Asi and others estimated it will take decades to rebuild Gaza, and she added that there is a “real possibility that the literal geography of Gaza” may change based on territorial ambitions stated by the Israeli military and far-right politicians.
“There is no aspect of civilian infrastructure that has been untouched,” she added, listing medical equipment, road construction materials and housing materials as goods needed to rebuild, but which must be approved for import and could emerge as major stumbling blocks.
Power asymmetries in this conflict mean Israel will have an outsize role in determining whether Gazans will be allowed to return to northern areas, experts said. As it is, there are no real guarantees they will.
Slim said that Western powers will undoubtedly call on wealthy Arab Gulf nations — namely Qatar, Saudi Arabia and the United Arab Emirates — to do the rebuilding, but they have little appetite for it.
“These countries now are saying, ‘We are not going to rebuild something and put billions of dollars in it today, when tomorrow, this thing will repeat itself and we will waste all this money,’” she said.
The same goes for peacekeeping efforts.
“I do not see anyone being dumb enough to position themselves as the security arm of the Israelis in Gaza,” Levy said.
That leaves the provision of basic necessities to humanitarian organizations and U.N. agencies “to just try and keep these people alive, sheltered, fed,” he added.
Meanwhile, those in Gaza have long borne the brunt of this protracted conflict, making them excruciatingly aware that their wishes will factor little in any potential resolution. Seeing their neighborhoods reduced to rubble underlines the difficulties still ahead — even in the hard-to-imagine day when daily suffering and death finally end.

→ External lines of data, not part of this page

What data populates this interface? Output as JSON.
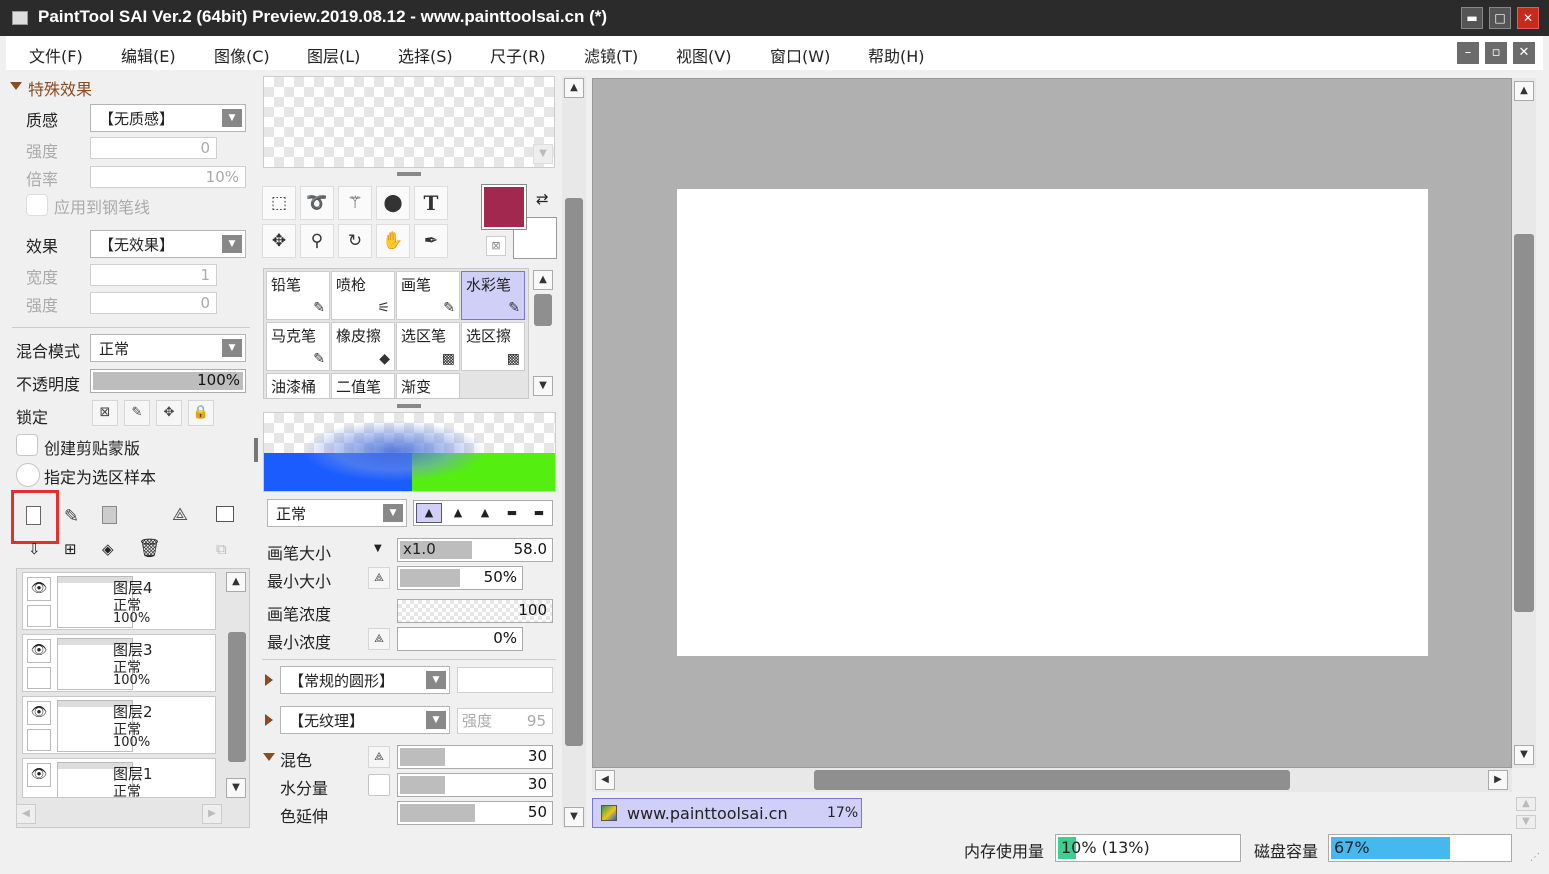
{
  "window": {
    "title": "PaintTool SAI Ver.2 (64bit) Preview.2019.08.12 - www.painttoolsai.cn (*)",
    "minimize": "▬",
    "maximize": "□",
    "close": "✕"
  },
  "menu": [
    "文件(F)",
    "编辑(E)",
    "图像(C)",
    "图层(L)",
    "选择(S)",
    "尺子(R)",
    "滤镜(T)",
    "视图(V)",
    "窗口(W)",
    "帮助(H)"
  ],
  "mdi": {
    "minimize": "–",
    "restore": "▫",
    "close": "✕"
  },
  "layer_panel": {
    "effects_header": "特殊效果",
    "texture_label": "质感",
    "texture_value": "【无质感】",
    "strength_label": "强度",
    "strength_value": "0",
    "scale_label": "倍率",
    "scale_value": "10%",
    "apply_pen": "应用到钢笔线",
    "effect_label": "效果",
    "effect_value": "【无效果】",
    "width_label": "宽度",
    "width_value": "1",
    "strength2_label": "强度",
    "strength2_value": "0",
    "blend_label": "混合模式",
    "blend_value": "正常",
    "opacity_label": "不透明度",
    "opacity_value": "100%",
    "opacity_fraction": 1.0,
    "lock_label": "锁定",
    "clip_label": "创建剪贴蒙版",
    "sample_label": "指定为选区样本",
    "layers": [
      {
        "name": "图层4",
        "mode": "正常",
        "opacity": "100%"
      },
      {
        "name": "图层3",
        "mode": "正常",
        "opacity": "100%"
      },
      {
        "name": "图层2",
        "mode": "正常",
        "opacity": "100%"
      },
      {
        "name": "图层1",
        "mode": "正常",
        "opacity": ""
      }
    ]
  },
  "tools": {
    "text_tool": "T",
    "primary_color": "#a3284f",
    "secondary_color": "#ffffff"
  },
  "brushes": [
    {
      "name": "铅笔",
      "icon": "✎"
    },
    {
      "name": "喷枪",
      "icon": "⚟"
    },
    {
      "name": "画笔",
      "icon": "✎"
    },
    {
      "name": "水彩笔",
      "icon": "✎"
    },
    {
      "name": "马克笔",
      "icon": "✎"
    },
    {
      "name": "橡皮擦",
      "icon": "◆"
    },
    {
      "name": "选区笔",
      "icon": "▩"
    },
    {
      "name": "选区擦",
      "icon": "▩"
    },
    {
      "name": "油漆桶",
      "icon": ""
    },
    {
      "name": "二值笔",
      "icon": ""
    },
    {
      "name": "渐变",
      "icon": ""
    }
  ],
  "brush_settings": {
    "blend_mode": "正常",
    "size_label": "画笔大小",
    "size_mult": "x1.0",
    "size_value": "58.0",
    "size_fraction": 0.48,
    "min_size_label": "最小大小",
    "min_size_value": "50%",
    "min_size_fraction": 0.5,
    "density_label": "画笔浓度",
    "density_value": "100",
    "min_density_label": "最小浓度",
    "min_density_value": "0%",
    "shape_value": "【常规的圆形】",
    "texture_value": "【无纹理】",
    "texture_strength_label": "强度",
    "texture_strength_value": "95",
    "mix_label": "混色",
    "mix_value": "30",
    "mix_fraction": 0.3,
    "water_label": "水分量",
    "water_value": "30",
    "water_fraction": 0.3,
    "stretch_label": "色延伸",
    "stretch_value": "50",
    "stretch_fraction": 0.5
  },
  "document": {
    "name": "www.painttoolsai.cn",
    "zoom": "17%"
  },
  "status": {
    "memory_label": "内存使用量",
    "memory_value": "10% (13%)",
    "memory_fraction": 0.1,
    "disk_label": "磁盘容量",
    "disk_value": "67%",
    "disk_fraction": 0.67
  },
  "colors": {
    "highlight": "#e03030",
    "selection": "#cfcff7",
    "memory_bar": "#3ecf8e",
    "disk_bar": "#46b8f0"
  }
}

“We don’t have a choice in our life. We are forced to die, forced to starve, forced to be hungry,” Dr. Ebraheem Matar, 27, told NBC News by telephone from Al-Aqsa hospital in central Gaza.
“As we say, the real war starts after the end of the war.”